.. PICCIOLINI: Well, I don’t think that that’s correct. I do think that there were a lot of concerted strategies in the ’80s and ’90s that we’re seeing take hold today. We recognized in the mid ’80s that our edginess, our look, even our language was turning away the average American white racist, people we wanted to recruit. So we decided then to grow our hair out, to stop getting tattoos that would identify us, to trade in our boots for suits and to go to college campuses and recruit there and enroll to get jobs in law enforcement, to go to the military and get training and to even run for office.
And here we are 30 years later and we’re using terms like white nationalist and alt-right, terms that they came up with, by the way, that they sat around and said, how can we identify ourselves to make us seem less hateful? Back in my day when I was involved, we used terms like white separatists or white pride. But it certainly was neither one of those. It was white supremacy and – as is white nationalism or the alt-right today.
.. we ran businesses. We ran record labels. We ran record stores. We ran magazines that were glossy. We made videos before the Internet. I mean, it was for all intent and purpose a global movement that was highly organized but lacked a, you know, a very charismatic central figure.
.. Well, aside from just the indiscriminate violence that, you know, the acts that we committed on almost a daily basis against anybody – it didn’t really matter, there really wasn’t a reason – there were also times where we were involved in, you know, in planning armored car robberies, where we talked about that. There was a point in 1991 where I was approached by somebody representing Muammar Gaddafi, from Libya, who wanted to bring me to Tripoli to meet with him and accept some money to fund a revolution against the Jews in the United States.
And that’s something that’s always scared me because that set a precedent that I think that we will see more of in the future where we start to see some of these Islamist terror groups start to partner with these far-right groups.
And while that may sound crazy because they hate each other, unfortunately, their enemy, their number-one enemy is what they would consider the Jew. So I think it’s only a matter of time before we start to see these organizations begin to work with each other and start to spread their terror more globally.
People who read this column know my political ideology: I’m a Whig.

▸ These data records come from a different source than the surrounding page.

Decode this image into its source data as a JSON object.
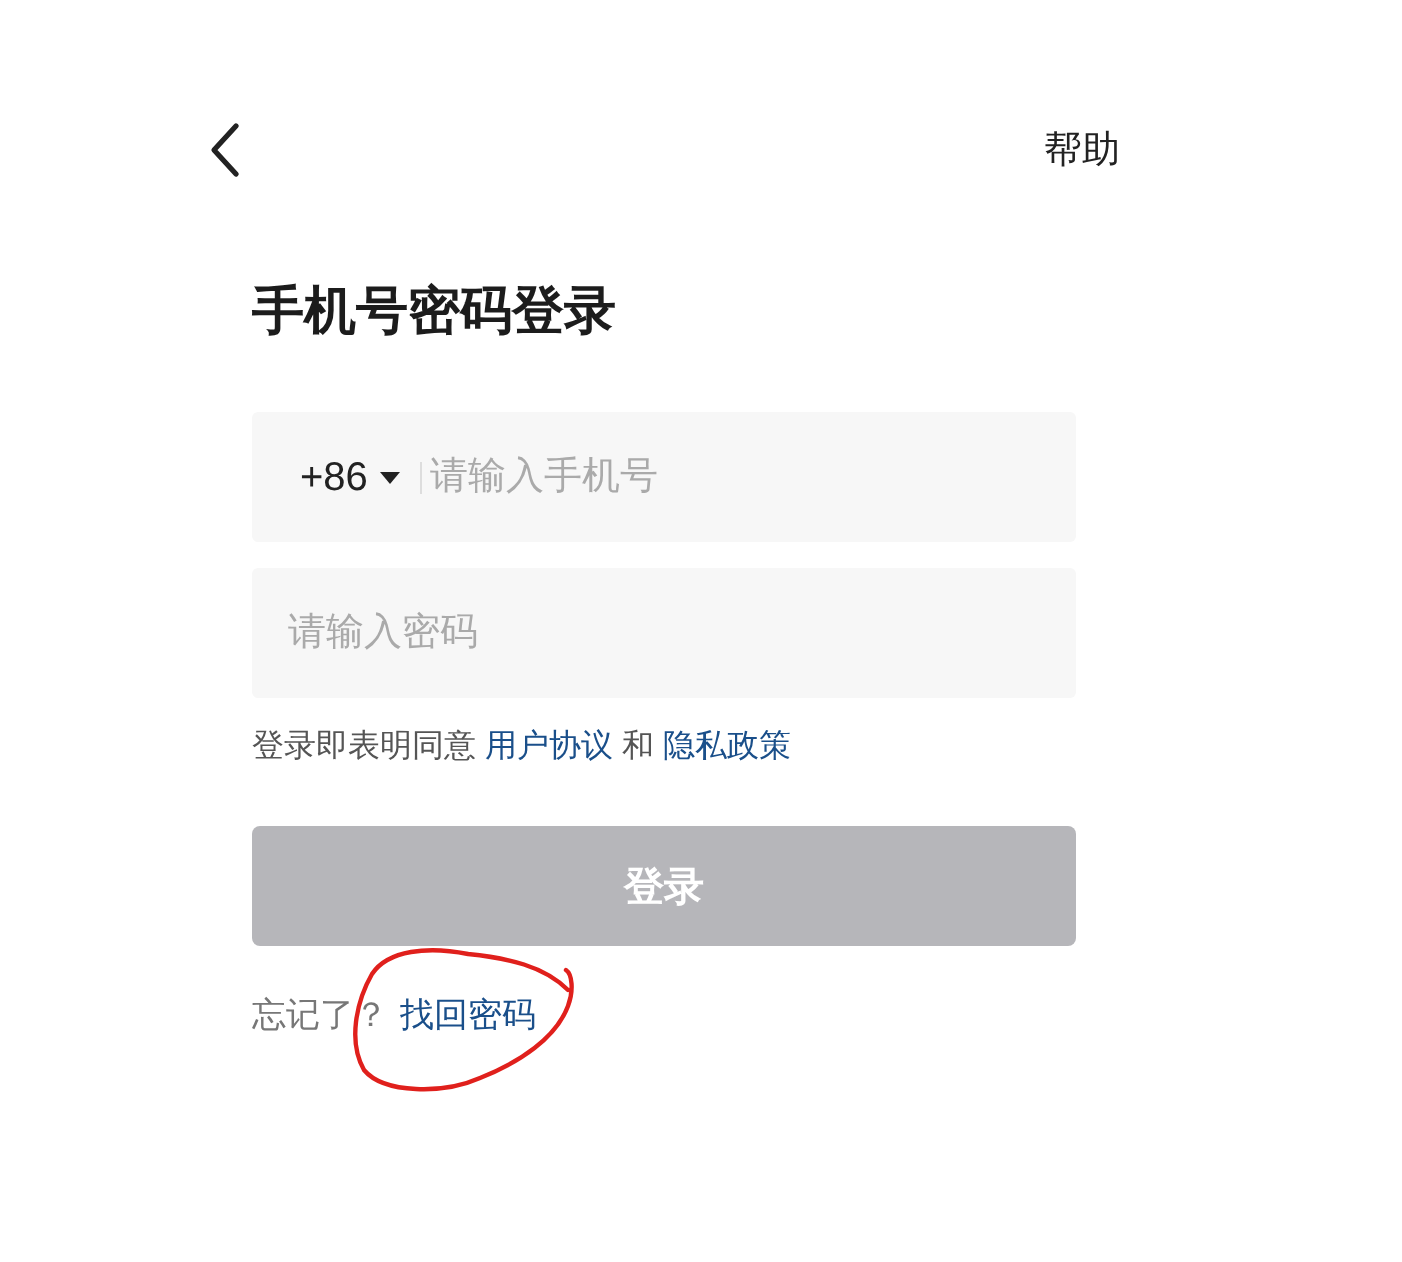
{
  "header": {
    "help": "帮助"
  },
  "title": "手机号密码登录",
  "phone_field": {
    "country_code": "+86",
    "placeholder": "请输入手机号"
  },
  "password_field": {
    "placeholder": "请输入密码"
  },
  "agreement": {
    "text": "登录即表明同意",
    "conjunction": "和",
    "links": [
      "用户协议",
      "隐私政策"
    ]
  },
  "login_button": {
    "label": "登录",
    "disabled": true
  },
  "forgot": {
    "text": "忘记了？",
    "link": "找回密码"
  },
  "annotation": {
    "kind": "circle",
    "color": "#e0201c"
  }
}
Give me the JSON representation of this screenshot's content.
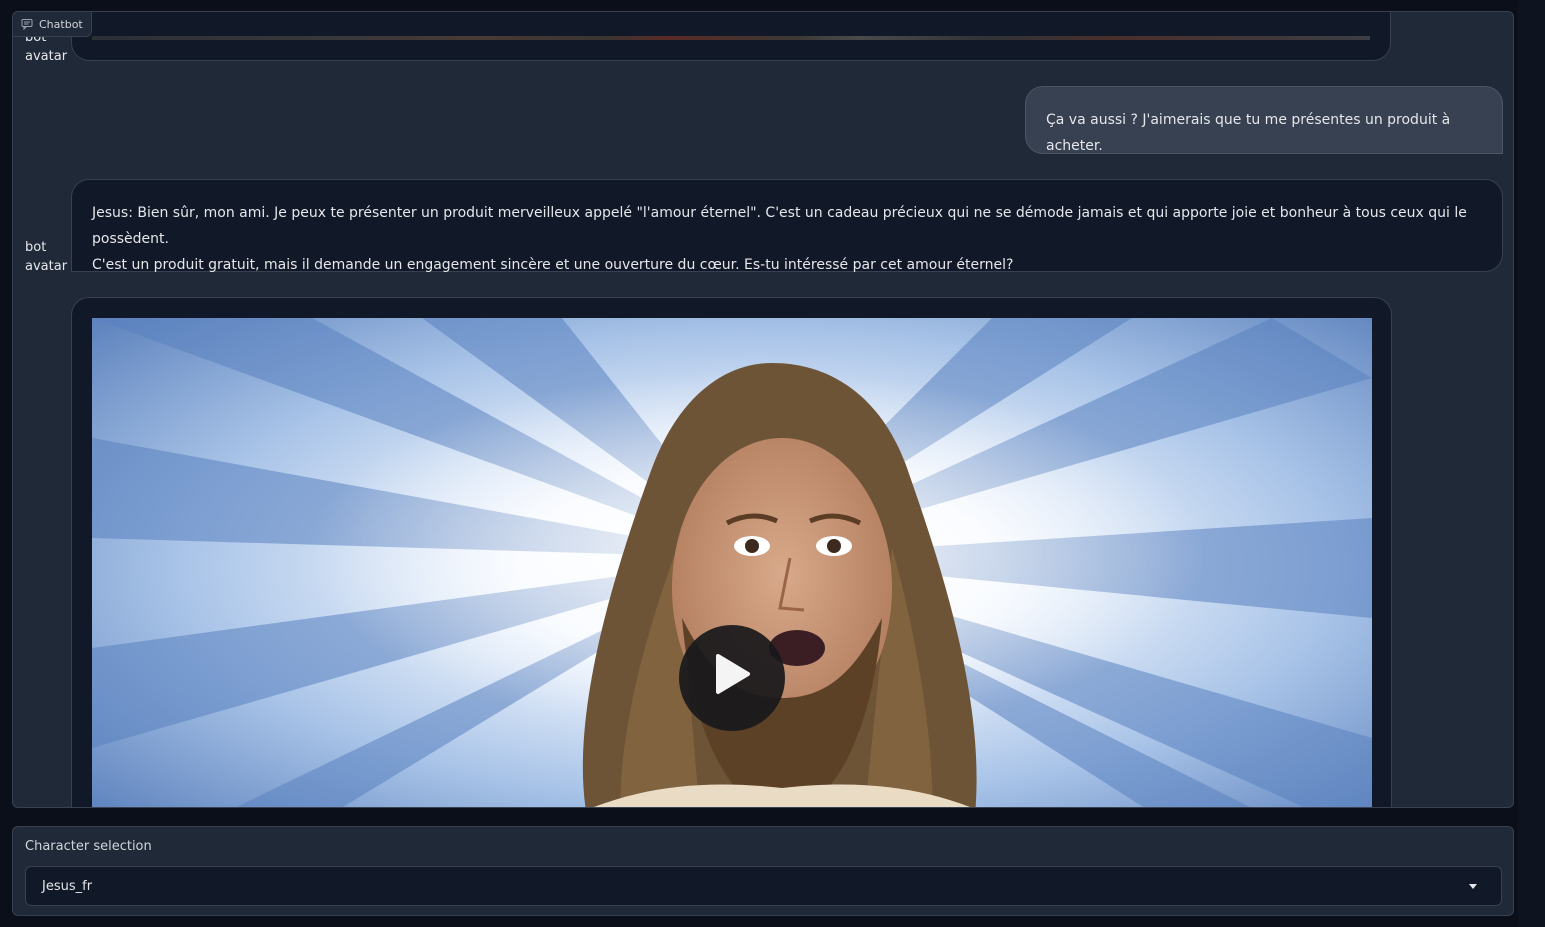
{
  "chatbot": {
    "label": "Chatbot",
    "label_icon": "chat-bubble-icon",
    "avatar_alt": "bot avatar",
    "avatar_alt_line1": "bot",
    "avatar_alt_line2": "avatar",
    "messages": [
      {
        "role": "user",
        "text": "Ça va aussi ? J'aimerais que tu me présentes un produit à acheter."
      },
      {
        "role": "bot",
        "line1": "Jesus: Bien sûr, mon ami. Je peux te présenter un produit merveilleux appelé \"l'amour éternel\". C'est un cadeau précieux qui ne se démode jamais et qui apporte joie et bonheur à tous ceux qui le possèdent.",
        "line2": "C'est un produit gratuit, mais il demande un engagement sincère et une ouverture du cœur. Es-tu intéressé par cet amour éternel?"
      },
      {
        "role": "bot",
        "type": "video",
        "play_icon": "play-icon"
      }
    ]
  },
  "character_selection": {
    "label": "Character selection",
    "selected": "Jesus_fr",
    "dropdown_icon": "caret-down-icon"
  },
  "colors": {
    "page_bg": "#0b0f19",
    "panel_bg": "#1f2937",
    "bot_bubble_bg": "#111827",
    "user_bubble_bg": "#374151",
    "border": "#374151"
  }
}
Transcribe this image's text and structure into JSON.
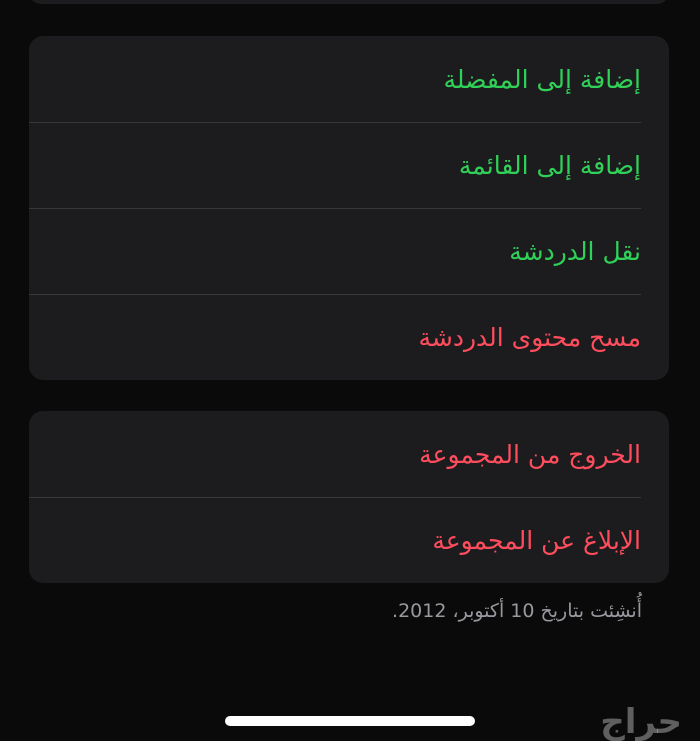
{
  "group_options": {
    "items": [
      {
        "label": "إضافة إلى المفضلة"
      },
      {
        "label": "إضافة إلى القائمة"
      },
      {
        "label": "نقل الدردشة"
      },
      {
        "label": "مسح محتوى الدردشة"
      }
    ]
  },
  "group_actions": {
    "items": [
      {
        "label": "الخروج من المجموعة"
      },
      {
        "label": "الإبلاغ عن المجموعة"
      }
    ]
  },
  "footer": {
    "created_note": "أُنشِئت بتاريخ 10 أكتوبر، 2012."
  },
  "watermark": {
    "text": "حراج"
  },
  "colors": {
    "background": "#0a0a0a",
    "card": "#1c1c1e",
    "separator": "#38383a",
    "green": "#30d158",
    "destructive": "#ff4d5e",
    "secondary_text": "#98989f"
  }
}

If progressives generally believe in expanding government to enhance equality, and libertarians try to reduce government to expand freedom, Whigs seek to use limited but energetic government to enhance social mobility.
Back in the 19th century, during their heyday, Whigs promoted infrastructure projects, public education, public-private investments and character-building programs to create dynamic, capitalist communities in which poor boys and girls could rise and succeed.
Whigs admired people and places that are enterprising, emotionally balanced and spiritually ardent. They had a great historic run — inspired by Alexander Hamilton, led by Henry Clay and Daniel Webster, embodied most brilliantly in the minds of Abraham Lincoln and the early Theodore Roosevelt.